If your friends hear back before you, don’t freak out. Most admissions offices operate on a rolling admission basis and notify students as soon as they reach a decision. It is absolutely normal for students within the same high school to receive letters in waves rather than all at once.
Also, the delay could be due to your applying to a major that’s considered on a slightly different timeline. There are a variety of potential factors that could cause a delay.
Truthfully, the reasoning for the delay doesn't matter. What matters is, you need to stay positive because it isn't over until you get the letter letting you know whether you’ve been accepted or not. Always stay optimistic!
Don’t be a Downer
So, you’re impatient. Don’t take out your frustration on your friends! If you decide to deal with your impatience with a bad attitude, you may have issues with your high school friends
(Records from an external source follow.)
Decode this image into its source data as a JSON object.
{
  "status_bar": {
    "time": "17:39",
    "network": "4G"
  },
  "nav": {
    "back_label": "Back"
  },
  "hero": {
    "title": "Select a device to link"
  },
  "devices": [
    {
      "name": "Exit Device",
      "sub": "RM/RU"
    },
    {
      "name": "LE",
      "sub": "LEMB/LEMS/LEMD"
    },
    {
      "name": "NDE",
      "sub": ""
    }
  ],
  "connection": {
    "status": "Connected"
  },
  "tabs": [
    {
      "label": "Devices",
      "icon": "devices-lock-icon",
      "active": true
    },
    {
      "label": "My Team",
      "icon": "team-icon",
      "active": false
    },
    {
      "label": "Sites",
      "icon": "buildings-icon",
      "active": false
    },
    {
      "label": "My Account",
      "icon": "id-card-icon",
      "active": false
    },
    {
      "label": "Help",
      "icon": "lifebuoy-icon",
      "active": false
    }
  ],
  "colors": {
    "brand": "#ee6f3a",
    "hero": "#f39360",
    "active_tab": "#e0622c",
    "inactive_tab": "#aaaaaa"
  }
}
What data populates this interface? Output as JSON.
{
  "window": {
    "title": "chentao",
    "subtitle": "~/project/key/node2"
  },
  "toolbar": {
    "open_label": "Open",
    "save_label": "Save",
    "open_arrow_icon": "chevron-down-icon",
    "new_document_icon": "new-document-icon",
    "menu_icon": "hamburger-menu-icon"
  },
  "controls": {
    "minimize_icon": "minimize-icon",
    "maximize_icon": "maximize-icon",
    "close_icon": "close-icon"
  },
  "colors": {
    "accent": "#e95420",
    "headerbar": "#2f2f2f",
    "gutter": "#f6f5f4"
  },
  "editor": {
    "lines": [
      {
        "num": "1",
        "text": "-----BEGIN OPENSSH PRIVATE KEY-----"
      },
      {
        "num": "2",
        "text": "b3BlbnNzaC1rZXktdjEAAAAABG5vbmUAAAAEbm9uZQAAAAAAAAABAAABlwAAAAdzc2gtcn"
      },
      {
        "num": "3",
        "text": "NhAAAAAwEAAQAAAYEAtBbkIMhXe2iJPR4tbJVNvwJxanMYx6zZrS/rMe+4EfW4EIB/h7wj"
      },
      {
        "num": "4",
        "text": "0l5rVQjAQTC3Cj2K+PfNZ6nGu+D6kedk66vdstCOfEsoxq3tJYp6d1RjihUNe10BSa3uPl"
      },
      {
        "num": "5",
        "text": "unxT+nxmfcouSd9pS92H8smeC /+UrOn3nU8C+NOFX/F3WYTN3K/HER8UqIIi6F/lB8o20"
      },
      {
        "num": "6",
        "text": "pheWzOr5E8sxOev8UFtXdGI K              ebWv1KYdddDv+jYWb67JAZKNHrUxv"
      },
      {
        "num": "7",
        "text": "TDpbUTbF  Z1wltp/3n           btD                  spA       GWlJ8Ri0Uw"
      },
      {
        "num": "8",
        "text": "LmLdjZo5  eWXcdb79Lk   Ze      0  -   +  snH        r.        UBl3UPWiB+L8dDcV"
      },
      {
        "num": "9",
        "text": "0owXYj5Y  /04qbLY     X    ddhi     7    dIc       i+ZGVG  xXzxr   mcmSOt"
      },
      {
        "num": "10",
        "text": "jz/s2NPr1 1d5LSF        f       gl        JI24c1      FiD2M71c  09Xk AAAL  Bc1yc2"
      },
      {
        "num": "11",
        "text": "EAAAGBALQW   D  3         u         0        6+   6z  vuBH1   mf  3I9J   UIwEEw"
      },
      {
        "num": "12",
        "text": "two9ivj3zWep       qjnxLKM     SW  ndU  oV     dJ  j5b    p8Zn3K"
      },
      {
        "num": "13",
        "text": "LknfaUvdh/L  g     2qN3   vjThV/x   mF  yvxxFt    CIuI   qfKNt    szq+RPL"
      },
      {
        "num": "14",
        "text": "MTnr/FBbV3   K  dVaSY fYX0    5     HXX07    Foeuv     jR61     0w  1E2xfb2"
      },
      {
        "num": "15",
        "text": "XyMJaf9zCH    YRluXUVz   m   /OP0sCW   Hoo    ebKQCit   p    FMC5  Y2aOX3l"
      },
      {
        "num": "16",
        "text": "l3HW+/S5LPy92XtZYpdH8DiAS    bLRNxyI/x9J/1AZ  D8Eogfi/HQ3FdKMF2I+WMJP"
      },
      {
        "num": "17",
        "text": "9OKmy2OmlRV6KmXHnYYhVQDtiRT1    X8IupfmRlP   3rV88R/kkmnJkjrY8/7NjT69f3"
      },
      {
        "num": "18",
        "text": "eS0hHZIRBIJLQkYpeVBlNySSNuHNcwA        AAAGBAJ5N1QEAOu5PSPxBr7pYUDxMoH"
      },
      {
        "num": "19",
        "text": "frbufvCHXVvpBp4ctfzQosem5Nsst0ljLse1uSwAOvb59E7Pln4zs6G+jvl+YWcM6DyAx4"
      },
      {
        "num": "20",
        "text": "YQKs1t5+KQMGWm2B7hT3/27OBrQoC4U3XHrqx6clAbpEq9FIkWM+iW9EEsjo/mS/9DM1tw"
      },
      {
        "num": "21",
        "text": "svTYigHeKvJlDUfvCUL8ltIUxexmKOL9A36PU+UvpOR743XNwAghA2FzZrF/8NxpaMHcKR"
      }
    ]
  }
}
! They cannot control the admissions process anymore than you can and will likely distance themselves from you if they begin to hear back from schools when you haven’t.
You want them to feel comfortable around you and to be able to celebrate because you’d want to do the same, so try to keep your frustrations under control. There’s nothing you can do about it anyway so try to enjoy the moments and be happy for those around you!
If all else fails, transfer.
If your first-choice school doesn’t send you an acceptance letter and you absolutely
must go there - good news!
Our higher education system has built-in opportunities specifically for second chances. Believe it or not, students transferring colleges is as common a thing as going to college in the first place.
Plus, this time around you’ll likely have more control over the outcome. If you work hard to earn a great transcript in your first year or two of college, you’ll have serious proof that you absolutely do belong at your dream school.
If that’s your ultimate goal, harness your energy into motivation for a future transfer!